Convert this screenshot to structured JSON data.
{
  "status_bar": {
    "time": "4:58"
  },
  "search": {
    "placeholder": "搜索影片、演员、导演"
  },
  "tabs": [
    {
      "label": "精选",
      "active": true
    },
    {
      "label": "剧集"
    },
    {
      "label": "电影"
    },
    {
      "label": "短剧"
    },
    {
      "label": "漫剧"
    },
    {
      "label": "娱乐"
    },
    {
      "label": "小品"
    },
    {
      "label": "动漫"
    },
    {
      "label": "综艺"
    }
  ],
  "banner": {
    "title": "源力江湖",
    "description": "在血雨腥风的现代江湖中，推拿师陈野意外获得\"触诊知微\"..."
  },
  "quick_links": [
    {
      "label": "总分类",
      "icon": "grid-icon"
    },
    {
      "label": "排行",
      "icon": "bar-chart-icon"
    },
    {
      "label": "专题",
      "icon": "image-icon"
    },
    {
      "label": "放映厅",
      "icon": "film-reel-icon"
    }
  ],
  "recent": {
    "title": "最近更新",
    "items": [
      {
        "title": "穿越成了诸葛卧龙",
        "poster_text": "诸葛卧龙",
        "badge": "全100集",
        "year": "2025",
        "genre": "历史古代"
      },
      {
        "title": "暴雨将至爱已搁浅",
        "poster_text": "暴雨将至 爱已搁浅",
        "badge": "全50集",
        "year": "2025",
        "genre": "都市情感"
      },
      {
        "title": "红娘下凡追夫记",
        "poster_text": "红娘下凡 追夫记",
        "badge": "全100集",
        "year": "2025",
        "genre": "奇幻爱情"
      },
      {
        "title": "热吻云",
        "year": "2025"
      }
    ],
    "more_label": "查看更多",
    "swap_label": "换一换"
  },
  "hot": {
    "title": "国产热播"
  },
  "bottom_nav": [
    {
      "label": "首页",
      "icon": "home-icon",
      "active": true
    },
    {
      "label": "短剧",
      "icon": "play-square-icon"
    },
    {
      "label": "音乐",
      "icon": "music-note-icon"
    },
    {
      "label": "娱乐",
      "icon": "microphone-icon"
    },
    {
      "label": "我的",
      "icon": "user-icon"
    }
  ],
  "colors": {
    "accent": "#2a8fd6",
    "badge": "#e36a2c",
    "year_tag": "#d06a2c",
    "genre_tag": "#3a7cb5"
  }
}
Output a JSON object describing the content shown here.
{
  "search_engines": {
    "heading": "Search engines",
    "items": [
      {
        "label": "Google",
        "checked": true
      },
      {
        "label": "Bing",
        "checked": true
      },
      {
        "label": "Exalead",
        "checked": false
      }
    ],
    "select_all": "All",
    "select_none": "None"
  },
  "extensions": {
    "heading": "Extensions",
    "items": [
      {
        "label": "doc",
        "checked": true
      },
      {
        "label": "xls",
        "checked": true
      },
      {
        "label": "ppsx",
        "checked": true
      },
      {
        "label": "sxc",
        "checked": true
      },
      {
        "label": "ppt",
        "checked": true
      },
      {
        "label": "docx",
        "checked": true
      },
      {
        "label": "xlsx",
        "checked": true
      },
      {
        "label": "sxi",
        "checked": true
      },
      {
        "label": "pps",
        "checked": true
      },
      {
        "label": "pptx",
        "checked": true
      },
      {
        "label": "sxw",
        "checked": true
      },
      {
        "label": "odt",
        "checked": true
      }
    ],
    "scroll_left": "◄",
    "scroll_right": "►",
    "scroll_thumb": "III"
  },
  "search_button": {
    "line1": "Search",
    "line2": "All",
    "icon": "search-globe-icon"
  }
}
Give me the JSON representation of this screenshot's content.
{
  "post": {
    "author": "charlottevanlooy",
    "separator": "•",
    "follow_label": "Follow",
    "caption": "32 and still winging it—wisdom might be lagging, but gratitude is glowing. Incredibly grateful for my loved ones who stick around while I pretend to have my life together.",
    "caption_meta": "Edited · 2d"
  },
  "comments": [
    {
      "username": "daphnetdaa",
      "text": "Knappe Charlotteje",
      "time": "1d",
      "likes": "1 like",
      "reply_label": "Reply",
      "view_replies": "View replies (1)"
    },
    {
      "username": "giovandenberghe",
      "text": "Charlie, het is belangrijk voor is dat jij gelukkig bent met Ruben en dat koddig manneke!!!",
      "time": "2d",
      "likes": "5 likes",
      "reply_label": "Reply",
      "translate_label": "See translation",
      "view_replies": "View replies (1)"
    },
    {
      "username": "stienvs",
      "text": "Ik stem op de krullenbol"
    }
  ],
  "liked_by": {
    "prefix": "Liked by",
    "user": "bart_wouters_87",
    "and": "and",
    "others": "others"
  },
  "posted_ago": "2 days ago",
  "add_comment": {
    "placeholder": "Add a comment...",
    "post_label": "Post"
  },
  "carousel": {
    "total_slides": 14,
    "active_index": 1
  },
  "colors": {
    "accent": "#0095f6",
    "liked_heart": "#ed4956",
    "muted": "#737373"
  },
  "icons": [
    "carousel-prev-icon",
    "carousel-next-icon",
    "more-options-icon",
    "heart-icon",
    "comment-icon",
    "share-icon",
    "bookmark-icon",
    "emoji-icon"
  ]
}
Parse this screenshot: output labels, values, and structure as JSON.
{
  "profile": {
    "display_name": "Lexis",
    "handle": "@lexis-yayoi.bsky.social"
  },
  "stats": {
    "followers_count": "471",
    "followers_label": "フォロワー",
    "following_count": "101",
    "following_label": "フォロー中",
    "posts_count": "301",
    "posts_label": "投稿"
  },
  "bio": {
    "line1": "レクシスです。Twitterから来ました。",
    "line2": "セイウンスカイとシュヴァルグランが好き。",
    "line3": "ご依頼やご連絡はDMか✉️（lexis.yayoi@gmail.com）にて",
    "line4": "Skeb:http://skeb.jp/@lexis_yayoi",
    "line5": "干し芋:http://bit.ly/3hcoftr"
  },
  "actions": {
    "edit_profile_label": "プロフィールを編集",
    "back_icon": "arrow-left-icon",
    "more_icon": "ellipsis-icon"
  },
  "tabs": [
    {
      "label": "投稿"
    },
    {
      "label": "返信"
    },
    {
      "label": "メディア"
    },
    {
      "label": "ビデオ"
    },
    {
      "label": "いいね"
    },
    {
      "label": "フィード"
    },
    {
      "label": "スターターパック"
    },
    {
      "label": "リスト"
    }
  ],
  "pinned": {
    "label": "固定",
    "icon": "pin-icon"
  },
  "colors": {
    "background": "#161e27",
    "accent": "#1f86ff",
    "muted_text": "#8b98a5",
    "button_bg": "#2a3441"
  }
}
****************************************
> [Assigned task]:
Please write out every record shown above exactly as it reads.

> [Answer box]:
Convert this screenshot to structured JSON data.
{
  "status_bar": {
    "time": "4:58"
  },
  "search": {
    "placeholder": "搜索影片、演员、导演"
  },
  "tabs": [
    {
      "label": "精选",
      "active": true
    },
    {
      "label": "剧集"
    },
    {
      "label": "电影"
    },
    {
      "label": "短剧"
    },
    {
      "label": "漫剧"
    },
    {
      "label": "娱乐"
    },
    {
      "label": "小品"
    },
    {
      "label": "动漫"
    },
    {
      "label": "综艺"
    }
  ],
  "banner": {
    "title": "源力江湖",
    "description": "在血雨腥风的现代江湖中，推拿师陈野意外获得\"触诊知微\"..."
  },
  "quick_links": [
    {
      "label": "总分类",
      "icon": "grid-icon"
    },
    {
      "label": "排行",
      "icon": "bar-chart-icon"
    },
    {
      "label": "专题",
      "icon": "image-icon"
    },
    {
      "label": "放映厅",
      "icon": "film-reel-icon"
    }
  ],
  "recent": {
    "title": "最近更新",
    "items": [
      {
        "title": "穿越成了诸葛卧龙",
        "poster_text": "诸葛卧龙",
        "badge": "全100集",
        "year": "2025",
        "genre": "历史古代"
      },
      {
        "title": "暴雨将至爱已搁浅",
        "poster_text": "暴雨将至 爱已搁浅",
        "badge": "全50集",
        "year": "2025",
        "genre": "都市情感"
      },
      {
        "title": "红娘下凡追夫记",
        "poster_text": "红娘下凡 追夫记",
        "badge": "全100集",
        "year": "2025",
        "genre": "奇幻爱情"
      },
      {
        "title": "热吻云",
        "year": "2025"
      }
    ],
    "more_label": "查看更多",
    "swap_label": "换一换"
  },
  "hot": {
    "title": "国产热播"
  },
  "bottom_nav": [
    {
      "label": "首页",
      "icon": "home-icon",
      "active": true
    },
    {
      "label": "短剧",
      "icon": "play-square-icon"
    },
    {
      "label": "音乐",
      "icon": "music-note-icon"
    },
    {
      "label": "娱乐",
      "icon": "microphone-icon"
    },
    {
      "label": "我的",
      "icon": "user-icon"
    }
  ],
  "colors": {
    "accent": "#2a8fd6",
    "badge": "#e36a2c",
    "year_tag": "#d06a2c",
    "genre_tag": "#3a7cb5"
  }
}
Output a JSON object describing the content shown here.
{
  "search_engines": {
    "heading": "Search engines",
    "items": [
      {
        "label": "Google",
        "checked": true
      },
      {
        "label": "Bing",
        "checked": true
      },
      {
        "label": "Exalead",
        "checked": false
      }
    ],
    "select_all": "All",
    "select_none": "None"
  },
  "extensions": {
    "heading": "Extensions",
    "items": [
      {
        "label": "doc",
        "checked": true
      },
      {
        "label": "xls",
        "checked": true
      },
      {
        "label": "ppsx",
        "checked": true
      },
      {
        "label": "sxc",
        "checked": true
      },
      {
        "label": "ppt",
        "checked": true
      },
      {
        "label": "docx",
        "checked": true
      },
      {
        "label": "xlsx",
        "checked": true
      },
      {
        "label": "sxi",
        "checked": true
      },
      {
        "label": "pps",
        "checked": true
      },
      {
        "label": "pptx",
        "checked": true
      },
      {
        "label": "sxw",
        "checked": true
      },
      {
        "label": "odt",
        "checked": true
      }
    ],
    "scroll_left": "◄",
    "scroll_right": "►",
    "scroll_thumb": "III"
  },
  "search_button": {
    "line1": "Search",
    "line2": "All",
    "icon": "search-globe-icon"
  }
}
Give me the JSON representation of this screenshot's content.
{
  "post": {
    "author": "charlottevanlooy",
    "separator": "•",
    "follow_label": "Follow",
    "caption": "32 and still winging it—wisdom might be lagging, but gratitude is glowing. Incredibly grateful for my loved ones who stick around while I pretend to have my life together.",
    "caption_meta": "Edited · 2d"
  },
  "comments": [
    {
      "username": "daphnetdaa",
      "text": "Knappe Charlotteje",
      "time": "1d",
      "likes": "1 like",
      "reply_label": "Reply",
      "view_replies": "View replies (1)"
    },
    {
      "username": "giovandenberghe",
      "text": "Charlie, het is belangrijk voor is dat jij gelukkig bent met Ruben en dat koddig manneke!!!",
      "time": "2d",
      "likes": "5 likes",
      "reply_label": "Reply",
      "translate_label": "See translation",
      "view_replies": "View replies (1)"
    },
    {
      "username": "stienvs",
      "text": "Ik stem op de krullenbol"
    }
  ],
  "liked_by": {
    "prefix": "Liked by",
    "user": "bart_wouters_87",
    "and": "and",
    "others": "others"
  },
  "posted_ago": "2 days ago",
  "add_comment": {
    "placeholder": "Add a comment...",
    "post_label": "Post"
  },
  "carousel": {
    "total_slides": 14,
    "active_index": 1
  },
  "colors": {
    "accent": "#0095f6",
    "liked_heart": "#ed4956",
    "muted": "#737373"
  },
  "icons": [
    "carousel-prev-icon",
    "carousel-next-icon",
    "more-options-icon",
    "heart-icon",
    "comment-icon",
    "share-icon",
    "bookmark-icon",
    "emoji-icon"
  ]
}
Parse this screenshot: output labels, values, and structure as JSON.
{
  "profile": {
    "display_name": "Lexis",
    "handle": "@lexis-yayoi.bsky.social"
  },
  "stats": {
    "followers_count": "471",
    "followers_label": "フォロワー",
    "following_count": "101",
    "following_label": "フォロー中",
    "posts_count": "301",
    "posts_label": "投稿"
  },
  "bio": {
    "line1": "レクシスです。Twitterから来ました。",
    "line2": "セイウンスカイとシュヴァルグランが好き。",
    "line3": "ご依頼やご連絡はDMか✉️（lexis.yayoi@gmail.com）にて",
    "line4": "Skeb:http://skeb.jp/@lexis_yayoi",
    "line5": "干し芋:http://bit.ly/3hcoftr"
  },
  "actions": {
    "edit_profile_label": "プロフィールを編集",
    "back_icon": "arrow-left-icon",
    "more_icon": "ellipsis-icon"
  },
  "tabs": [
    {
      "label": "投稿"
    },
    {
      "label": "返信"
    },
    {
      "label": "メディア"
    },
    {
      "label": "ビデオ"
    },
    {
      "label": "いいね"
    },
    {
      "label": "フィード"
    },
    {
      "label": "スターターパック"
    },
    {
      "label": "リスト"
    }
  ],
  "pinned": {
    "label": "固定",
    "icon": "pin-icon"
  },
  "colors": {
    "background": "#161e27",
    "accent": "#1f86ff",
    "muted_text": "#8b98a5",
    "button_bg": "#2a3441"
  }
}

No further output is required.